** Opening EXERCISE DATA block **

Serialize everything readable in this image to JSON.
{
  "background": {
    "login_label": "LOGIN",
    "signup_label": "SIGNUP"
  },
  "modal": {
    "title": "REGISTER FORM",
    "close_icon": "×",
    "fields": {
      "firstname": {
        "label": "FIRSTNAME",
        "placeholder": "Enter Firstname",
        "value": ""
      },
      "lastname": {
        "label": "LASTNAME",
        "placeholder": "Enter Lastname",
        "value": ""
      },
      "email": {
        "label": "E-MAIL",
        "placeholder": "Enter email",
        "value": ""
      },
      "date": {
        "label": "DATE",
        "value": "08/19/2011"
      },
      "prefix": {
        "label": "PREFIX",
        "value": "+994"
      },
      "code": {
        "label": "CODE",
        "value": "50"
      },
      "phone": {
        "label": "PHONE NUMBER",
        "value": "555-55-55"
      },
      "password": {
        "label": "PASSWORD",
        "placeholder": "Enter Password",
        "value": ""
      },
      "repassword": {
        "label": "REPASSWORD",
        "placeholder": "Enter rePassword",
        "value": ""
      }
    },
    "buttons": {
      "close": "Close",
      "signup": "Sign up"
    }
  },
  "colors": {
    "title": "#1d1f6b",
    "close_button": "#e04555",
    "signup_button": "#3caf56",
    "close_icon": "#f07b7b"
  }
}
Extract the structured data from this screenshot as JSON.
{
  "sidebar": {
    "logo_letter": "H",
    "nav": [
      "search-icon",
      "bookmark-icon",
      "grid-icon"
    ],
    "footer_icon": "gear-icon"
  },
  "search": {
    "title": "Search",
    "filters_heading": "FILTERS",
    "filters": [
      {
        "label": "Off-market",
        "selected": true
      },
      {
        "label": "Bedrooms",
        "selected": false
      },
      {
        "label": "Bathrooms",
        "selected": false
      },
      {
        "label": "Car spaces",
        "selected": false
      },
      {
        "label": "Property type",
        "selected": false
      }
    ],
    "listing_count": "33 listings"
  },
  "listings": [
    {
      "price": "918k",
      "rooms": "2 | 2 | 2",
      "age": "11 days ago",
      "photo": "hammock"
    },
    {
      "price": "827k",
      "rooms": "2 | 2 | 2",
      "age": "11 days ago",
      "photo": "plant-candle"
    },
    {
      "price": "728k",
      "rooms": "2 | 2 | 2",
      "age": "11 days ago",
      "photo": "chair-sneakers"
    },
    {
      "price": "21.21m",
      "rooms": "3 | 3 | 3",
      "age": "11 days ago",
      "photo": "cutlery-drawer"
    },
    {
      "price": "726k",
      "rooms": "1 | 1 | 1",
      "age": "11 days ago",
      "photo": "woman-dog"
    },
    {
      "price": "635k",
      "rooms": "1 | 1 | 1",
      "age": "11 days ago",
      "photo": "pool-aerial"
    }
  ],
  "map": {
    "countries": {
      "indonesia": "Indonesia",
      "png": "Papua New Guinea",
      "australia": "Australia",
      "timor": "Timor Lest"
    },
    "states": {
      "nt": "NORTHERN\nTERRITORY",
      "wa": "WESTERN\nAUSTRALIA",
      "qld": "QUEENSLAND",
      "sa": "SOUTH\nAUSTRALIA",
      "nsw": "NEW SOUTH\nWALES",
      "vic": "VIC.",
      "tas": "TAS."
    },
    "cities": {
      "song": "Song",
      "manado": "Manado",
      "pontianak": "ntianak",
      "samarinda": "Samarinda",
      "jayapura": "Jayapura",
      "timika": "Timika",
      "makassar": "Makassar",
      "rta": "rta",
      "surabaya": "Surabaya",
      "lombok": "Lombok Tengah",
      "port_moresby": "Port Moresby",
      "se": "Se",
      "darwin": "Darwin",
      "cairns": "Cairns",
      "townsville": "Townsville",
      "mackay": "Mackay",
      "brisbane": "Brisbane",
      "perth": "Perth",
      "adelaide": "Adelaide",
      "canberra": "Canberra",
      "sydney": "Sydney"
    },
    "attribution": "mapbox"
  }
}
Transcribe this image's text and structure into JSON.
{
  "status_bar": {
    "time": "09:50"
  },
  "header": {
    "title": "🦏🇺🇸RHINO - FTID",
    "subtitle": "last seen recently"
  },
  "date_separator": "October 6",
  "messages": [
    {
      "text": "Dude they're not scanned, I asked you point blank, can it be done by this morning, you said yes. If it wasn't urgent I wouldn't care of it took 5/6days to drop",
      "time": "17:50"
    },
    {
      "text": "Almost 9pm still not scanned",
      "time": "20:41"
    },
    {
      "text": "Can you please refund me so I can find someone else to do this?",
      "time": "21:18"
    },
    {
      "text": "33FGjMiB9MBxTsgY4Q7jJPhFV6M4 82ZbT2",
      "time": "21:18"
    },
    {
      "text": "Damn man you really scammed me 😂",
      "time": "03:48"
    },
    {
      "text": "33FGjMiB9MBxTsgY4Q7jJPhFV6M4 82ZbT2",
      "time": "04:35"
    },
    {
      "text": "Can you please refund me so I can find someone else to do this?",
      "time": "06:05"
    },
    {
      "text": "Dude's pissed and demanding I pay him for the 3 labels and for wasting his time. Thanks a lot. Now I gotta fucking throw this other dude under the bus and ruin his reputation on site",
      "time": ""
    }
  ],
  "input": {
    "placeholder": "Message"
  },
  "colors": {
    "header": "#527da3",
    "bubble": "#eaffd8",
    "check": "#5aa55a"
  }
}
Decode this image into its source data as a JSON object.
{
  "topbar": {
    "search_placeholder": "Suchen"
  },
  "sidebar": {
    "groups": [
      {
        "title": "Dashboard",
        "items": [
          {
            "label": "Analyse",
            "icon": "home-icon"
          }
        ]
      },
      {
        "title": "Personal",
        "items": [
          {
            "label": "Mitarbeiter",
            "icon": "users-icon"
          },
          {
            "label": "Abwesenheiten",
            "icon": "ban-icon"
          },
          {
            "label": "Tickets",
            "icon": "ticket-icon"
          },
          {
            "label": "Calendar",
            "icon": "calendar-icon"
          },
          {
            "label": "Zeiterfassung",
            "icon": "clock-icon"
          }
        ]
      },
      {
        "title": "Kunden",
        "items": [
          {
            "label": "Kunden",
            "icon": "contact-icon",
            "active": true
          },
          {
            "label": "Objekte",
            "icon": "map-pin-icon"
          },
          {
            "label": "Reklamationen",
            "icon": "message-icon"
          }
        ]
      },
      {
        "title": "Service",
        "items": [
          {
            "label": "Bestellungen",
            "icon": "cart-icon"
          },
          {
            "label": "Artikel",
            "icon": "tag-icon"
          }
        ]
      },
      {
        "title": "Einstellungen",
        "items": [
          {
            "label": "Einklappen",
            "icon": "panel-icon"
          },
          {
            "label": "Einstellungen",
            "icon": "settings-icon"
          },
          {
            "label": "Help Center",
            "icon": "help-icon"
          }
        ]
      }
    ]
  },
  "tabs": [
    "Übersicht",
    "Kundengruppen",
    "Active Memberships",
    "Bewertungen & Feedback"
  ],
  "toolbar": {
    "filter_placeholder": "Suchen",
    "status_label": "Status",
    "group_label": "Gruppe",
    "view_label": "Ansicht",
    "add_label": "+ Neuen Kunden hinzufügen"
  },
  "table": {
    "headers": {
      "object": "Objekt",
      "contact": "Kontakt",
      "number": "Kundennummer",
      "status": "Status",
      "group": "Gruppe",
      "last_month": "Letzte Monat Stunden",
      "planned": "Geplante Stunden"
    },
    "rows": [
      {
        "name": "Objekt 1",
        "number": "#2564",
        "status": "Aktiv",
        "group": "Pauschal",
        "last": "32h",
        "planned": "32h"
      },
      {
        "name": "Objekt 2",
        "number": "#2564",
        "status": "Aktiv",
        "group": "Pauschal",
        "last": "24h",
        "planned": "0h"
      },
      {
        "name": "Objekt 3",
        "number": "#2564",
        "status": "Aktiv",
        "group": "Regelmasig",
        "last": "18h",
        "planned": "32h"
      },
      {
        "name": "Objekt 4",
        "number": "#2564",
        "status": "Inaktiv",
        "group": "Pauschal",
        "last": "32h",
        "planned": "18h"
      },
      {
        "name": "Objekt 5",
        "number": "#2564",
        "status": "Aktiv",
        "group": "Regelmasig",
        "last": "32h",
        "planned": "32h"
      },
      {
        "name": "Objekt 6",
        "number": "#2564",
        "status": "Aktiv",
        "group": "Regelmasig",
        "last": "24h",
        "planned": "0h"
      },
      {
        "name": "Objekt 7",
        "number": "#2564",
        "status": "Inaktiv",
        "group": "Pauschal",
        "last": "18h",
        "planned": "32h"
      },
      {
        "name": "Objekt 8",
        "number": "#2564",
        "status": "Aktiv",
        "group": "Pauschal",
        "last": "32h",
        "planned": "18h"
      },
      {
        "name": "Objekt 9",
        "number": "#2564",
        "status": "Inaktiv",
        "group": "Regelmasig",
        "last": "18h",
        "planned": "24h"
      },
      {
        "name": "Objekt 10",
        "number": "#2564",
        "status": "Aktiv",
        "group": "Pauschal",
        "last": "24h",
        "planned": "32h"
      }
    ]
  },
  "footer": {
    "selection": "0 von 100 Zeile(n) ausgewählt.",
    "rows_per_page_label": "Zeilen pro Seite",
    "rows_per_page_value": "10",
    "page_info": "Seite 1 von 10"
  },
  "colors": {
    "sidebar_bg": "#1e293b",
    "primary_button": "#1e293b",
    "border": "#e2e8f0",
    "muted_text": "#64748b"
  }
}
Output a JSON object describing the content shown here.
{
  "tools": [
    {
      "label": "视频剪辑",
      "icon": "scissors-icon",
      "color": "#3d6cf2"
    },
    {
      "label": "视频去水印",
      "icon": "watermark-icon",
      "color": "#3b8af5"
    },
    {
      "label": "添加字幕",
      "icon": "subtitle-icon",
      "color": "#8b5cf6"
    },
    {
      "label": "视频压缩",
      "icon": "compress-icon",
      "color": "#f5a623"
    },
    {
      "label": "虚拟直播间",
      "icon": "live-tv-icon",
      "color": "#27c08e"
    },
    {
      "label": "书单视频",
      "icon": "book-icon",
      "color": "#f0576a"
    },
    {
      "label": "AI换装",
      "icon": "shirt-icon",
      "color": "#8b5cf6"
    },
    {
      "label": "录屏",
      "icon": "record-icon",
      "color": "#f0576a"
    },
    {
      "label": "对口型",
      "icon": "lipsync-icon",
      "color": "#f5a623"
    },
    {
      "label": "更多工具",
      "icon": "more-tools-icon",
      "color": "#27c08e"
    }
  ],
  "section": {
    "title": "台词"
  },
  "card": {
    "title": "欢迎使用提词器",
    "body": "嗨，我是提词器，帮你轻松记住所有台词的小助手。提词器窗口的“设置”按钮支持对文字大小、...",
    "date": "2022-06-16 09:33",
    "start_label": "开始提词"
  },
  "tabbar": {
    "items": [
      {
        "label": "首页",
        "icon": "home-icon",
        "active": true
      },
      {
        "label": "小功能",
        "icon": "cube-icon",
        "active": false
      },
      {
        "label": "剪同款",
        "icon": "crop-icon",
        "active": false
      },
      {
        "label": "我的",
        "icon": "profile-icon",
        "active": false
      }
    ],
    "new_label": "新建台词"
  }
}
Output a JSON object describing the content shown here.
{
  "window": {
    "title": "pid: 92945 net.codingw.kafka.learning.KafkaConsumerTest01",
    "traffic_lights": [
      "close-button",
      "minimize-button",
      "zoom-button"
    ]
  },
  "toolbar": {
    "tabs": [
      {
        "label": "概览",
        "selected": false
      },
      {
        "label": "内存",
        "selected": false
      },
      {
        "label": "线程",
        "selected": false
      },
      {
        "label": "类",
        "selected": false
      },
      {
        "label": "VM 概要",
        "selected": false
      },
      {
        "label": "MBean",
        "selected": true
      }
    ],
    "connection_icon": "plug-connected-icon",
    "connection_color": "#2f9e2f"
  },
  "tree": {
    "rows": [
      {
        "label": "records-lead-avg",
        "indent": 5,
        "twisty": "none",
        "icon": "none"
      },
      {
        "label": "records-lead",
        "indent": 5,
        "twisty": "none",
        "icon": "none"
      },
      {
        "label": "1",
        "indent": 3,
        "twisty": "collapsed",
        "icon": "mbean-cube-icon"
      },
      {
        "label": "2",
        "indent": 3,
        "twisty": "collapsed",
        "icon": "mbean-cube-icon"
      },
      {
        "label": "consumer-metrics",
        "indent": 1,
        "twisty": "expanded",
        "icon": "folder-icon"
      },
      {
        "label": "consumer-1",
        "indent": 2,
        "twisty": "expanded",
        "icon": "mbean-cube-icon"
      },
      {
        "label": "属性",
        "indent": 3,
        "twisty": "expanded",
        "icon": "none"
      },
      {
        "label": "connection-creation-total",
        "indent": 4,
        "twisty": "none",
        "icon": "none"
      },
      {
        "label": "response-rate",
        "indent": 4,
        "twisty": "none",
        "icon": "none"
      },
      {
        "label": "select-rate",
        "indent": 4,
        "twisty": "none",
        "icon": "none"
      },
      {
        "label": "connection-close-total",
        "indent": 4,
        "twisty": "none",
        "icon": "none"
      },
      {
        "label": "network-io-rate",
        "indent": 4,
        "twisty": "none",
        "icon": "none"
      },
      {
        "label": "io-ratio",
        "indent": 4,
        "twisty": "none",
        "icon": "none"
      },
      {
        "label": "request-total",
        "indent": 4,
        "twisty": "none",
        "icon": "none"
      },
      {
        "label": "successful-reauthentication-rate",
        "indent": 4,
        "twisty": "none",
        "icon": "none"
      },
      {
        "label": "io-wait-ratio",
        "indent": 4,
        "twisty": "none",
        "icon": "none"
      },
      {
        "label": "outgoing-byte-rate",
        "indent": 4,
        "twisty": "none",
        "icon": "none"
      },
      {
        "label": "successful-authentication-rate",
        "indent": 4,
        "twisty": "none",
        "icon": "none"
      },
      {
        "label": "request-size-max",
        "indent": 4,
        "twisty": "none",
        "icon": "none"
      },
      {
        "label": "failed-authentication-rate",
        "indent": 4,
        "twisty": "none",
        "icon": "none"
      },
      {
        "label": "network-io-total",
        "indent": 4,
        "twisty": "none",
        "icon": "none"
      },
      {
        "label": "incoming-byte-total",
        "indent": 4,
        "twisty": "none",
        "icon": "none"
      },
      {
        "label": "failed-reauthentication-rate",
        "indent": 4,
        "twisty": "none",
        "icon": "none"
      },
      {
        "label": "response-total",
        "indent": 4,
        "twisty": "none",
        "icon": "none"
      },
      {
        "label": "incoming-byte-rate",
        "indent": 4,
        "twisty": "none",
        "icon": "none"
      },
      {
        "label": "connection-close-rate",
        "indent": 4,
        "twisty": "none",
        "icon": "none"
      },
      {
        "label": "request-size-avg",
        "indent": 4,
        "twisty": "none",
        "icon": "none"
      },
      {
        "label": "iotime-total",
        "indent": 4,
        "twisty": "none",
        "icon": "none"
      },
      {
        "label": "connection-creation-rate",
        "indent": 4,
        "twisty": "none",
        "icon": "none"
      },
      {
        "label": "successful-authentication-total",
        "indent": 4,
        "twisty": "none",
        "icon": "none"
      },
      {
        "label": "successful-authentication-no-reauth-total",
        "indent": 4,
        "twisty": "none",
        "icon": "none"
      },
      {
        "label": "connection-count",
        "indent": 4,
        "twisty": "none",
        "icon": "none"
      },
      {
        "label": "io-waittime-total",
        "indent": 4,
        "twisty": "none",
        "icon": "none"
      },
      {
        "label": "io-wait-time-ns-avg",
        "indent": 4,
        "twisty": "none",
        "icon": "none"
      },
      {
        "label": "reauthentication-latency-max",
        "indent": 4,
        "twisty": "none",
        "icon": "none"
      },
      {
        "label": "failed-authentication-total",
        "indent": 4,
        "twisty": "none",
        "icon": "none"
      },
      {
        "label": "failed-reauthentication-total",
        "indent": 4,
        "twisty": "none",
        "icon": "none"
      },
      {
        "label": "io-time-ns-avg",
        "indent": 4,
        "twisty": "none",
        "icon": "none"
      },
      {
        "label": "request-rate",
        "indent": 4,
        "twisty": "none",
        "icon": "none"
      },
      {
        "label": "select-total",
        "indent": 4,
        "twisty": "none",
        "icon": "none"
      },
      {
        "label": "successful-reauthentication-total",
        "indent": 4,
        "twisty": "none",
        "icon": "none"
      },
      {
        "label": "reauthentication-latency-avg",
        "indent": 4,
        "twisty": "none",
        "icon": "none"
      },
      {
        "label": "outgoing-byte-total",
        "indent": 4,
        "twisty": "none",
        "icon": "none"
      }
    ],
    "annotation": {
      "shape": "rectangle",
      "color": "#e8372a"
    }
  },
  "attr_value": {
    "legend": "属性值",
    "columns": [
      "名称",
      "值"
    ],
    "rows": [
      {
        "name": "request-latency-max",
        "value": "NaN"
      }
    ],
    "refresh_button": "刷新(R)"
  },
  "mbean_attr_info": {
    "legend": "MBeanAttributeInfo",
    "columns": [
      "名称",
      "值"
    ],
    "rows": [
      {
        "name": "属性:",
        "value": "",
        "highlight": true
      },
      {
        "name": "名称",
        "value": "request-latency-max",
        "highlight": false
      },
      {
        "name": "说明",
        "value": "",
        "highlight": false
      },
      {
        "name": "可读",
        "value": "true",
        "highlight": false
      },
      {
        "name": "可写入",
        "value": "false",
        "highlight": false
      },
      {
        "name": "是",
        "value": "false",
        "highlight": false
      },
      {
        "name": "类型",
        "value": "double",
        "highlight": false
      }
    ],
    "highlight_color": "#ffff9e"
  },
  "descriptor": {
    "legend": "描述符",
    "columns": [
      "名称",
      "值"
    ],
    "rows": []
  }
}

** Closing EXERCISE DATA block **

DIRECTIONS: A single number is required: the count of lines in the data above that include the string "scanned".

RESPONSE TO THE EXERCISE: 2